» PROBLEM DETAILS
A complete, exact retyping of the data below is required.

» DATASET ENTRIES
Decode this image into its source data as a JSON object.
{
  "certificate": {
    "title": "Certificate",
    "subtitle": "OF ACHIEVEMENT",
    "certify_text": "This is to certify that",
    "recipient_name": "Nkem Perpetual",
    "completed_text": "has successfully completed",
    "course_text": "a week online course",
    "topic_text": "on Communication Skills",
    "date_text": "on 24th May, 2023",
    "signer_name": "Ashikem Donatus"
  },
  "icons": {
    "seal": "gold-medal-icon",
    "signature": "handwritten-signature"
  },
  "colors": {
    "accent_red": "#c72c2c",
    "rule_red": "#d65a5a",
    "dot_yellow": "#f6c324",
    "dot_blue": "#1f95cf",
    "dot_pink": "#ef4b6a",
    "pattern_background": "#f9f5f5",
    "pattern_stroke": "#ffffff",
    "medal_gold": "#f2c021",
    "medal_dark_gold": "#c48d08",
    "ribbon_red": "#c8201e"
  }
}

» COMPLETED EXERCISE
Decode this image into its source data as a JSON object.
{
  "certificate": {
    "title": "Certificate",
    "subtitle": "OF ACHIEVEMENT",
    "certify_text": "This is to certify that",
    "recipient_name": "Nkem Perpetual",
    "completed_text": "has successfully completed",
    "course_text": "a week online course",
    "topic_text": "on Communication Skills",
    "date_text": "on 24th May, 2023",
    "signer_name": "Ashikem Donatus"
  },
  "icons": {
    "seal": "gold-medal-icon",
    "signature": "handwritten-signature"
  },
  "colors": {
    "accent_red": "#c72c2c",
    "rule_red": "#d65a5a",
    "dot_yellow": "#f6c324",
    "dot_blue": "#1f95cf",
    "dot_pink": "#ef4b6a",
    "pattern_background": "#f9f5f5",
    "pattern_stroke": "#ffffff",
    "medal_gold": "#f2c021",
    "medal_dark_gold": "#c48d08",
    "ribbon_red": "#c8201e"
  }
}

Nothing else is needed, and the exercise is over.